What is it?
Volkswagen's van-that-thinks-it's-a-car, the Caravelle, has been given a makeover.
The most obvious cosmetic changes are to the front of the vehicle. The new headlights and front grille bring the Caravelle more in line with the look of the latest-generation Polo and Golf. There are also new rear lights, alloy wheels and door mirrors.
However, the most significant changes are under the bonnet. The Caravelle is now powered by a choice of four 2.0-litre common-rail turbodiesel engines, with power outputs of 82bhp, 100bhp, 138bhp and a twin-turbo unit with 178bhp.
The 82bhp and 100bhp engines come with five-speed manual gearboxes, while the 138bhp and twin-turbo units get six-speed manuals or, for the first time, VW's seven-speed DSG semi-automatic 'box.

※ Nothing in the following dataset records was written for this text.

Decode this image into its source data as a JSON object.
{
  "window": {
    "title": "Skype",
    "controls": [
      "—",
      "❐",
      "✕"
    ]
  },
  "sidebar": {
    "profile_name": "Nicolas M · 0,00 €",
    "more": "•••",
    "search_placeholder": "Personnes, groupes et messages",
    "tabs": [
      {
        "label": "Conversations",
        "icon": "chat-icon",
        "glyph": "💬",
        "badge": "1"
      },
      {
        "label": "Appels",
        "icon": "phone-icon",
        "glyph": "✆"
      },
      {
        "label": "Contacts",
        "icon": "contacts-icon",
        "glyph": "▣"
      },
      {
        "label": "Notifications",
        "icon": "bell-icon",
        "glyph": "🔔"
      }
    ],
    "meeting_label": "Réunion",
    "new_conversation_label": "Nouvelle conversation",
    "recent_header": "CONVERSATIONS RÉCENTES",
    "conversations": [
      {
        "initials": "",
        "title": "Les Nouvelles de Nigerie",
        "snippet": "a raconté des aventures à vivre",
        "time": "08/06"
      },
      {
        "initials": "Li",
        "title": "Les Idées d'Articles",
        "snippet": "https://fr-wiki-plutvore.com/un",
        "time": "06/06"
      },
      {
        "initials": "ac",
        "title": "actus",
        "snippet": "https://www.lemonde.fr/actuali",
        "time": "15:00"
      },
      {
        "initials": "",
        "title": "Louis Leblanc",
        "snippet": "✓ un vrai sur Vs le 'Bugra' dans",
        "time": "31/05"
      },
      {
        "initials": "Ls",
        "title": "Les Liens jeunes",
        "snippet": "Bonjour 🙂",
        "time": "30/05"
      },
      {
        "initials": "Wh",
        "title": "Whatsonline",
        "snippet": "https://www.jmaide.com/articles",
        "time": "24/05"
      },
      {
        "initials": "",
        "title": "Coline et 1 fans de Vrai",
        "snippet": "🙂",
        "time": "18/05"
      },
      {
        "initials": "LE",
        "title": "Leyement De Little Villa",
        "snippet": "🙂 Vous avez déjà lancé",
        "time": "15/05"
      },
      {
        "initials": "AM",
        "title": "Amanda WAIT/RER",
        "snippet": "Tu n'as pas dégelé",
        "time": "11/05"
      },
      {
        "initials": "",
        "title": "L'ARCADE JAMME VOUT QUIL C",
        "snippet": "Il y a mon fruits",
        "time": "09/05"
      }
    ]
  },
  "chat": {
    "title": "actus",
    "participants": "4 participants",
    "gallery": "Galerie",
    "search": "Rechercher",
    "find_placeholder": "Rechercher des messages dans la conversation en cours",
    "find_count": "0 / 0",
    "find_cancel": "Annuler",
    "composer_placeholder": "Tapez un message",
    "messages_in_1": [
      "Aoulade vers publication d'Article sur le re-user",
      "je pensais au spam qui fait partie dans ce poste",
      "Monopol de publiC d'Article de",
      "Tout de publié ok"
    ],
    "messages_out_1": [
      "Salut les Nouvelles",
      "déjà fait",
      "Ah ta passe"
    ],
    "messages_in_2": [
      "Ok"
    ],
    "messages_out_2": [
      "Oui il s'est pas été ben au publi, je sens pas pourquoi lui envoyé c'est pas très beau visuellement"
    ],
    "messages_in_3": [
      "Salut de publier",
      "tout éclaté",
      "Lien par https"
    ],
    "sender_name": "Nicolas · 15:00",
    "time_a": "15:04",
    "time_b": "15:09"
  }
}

Both of these engines can also be specced with four-wheel drive, too.
There's a new power-steering system and safety equipment has been improved. Electronic stability control is standard, as is hill-start assist. A blind-spot alert system is also new to the Caravelle.
What's it like to drive?
The Caravelle is VW's Transporter van with seats and windows, so don't expect limo-like ride comfort or the handling of a sports car. You roll round corners and bounce along uneven surfaces, but that's to be expected of a car so close to a commercial vehicle. The steering is light, but we'd prefer to have a little more feel.
The engines, however, don't disappoint. They are refined and relatively smooth. The 138bhp unit is probably the best compromise between power and fuel economy. As you'd expect, gearchanges are smooth with the DSG gearbox, although there's a little delay between pressing the accelerator and the power kicking in.
What's it like inside?
Not too much has changed inside the car. There's a good driving position and a great view out, plus the standard rear parking sensors certainly help when reversing.
The seating system from the current car is carried over, which means there are two seats in the middle row that can swivel to face the three seats in the back row - creating a 'lounge', says Volkswagen. Driver and passengers won't want for room and there's plenty of storage space.
It's a shame that the dashboard shown in these pictures of the left-hand-drive models won't make its way into UK-spec cars. To keep costs down, VW is putting the dash from the Transporter van into the right-hand-drive Caravelle.
Ariels for the radio, Bluetooth and sat-nav are now housed in the door mirrors - so take extra care in confined spaces!
Prices have yet to be confirmed and it hasn't been decided if UK buyers can get the base-spec Caravelle, so expect to pay more for a Caravelle than you do now probably from around £30,000. However, VW says that the four-cylinder engines are more efficient than the equivalent five-cylinder engines they replace. Average fuel economy and CO2 emissions are detailed below.
The car goes on sale in January - in VW commercial vehicle dealerships.
There's no hiding from the fact that the Caravelle is a van with (comfortable) seats, but that's part of its appeal. Ideal if you have a family the size of the Waltons.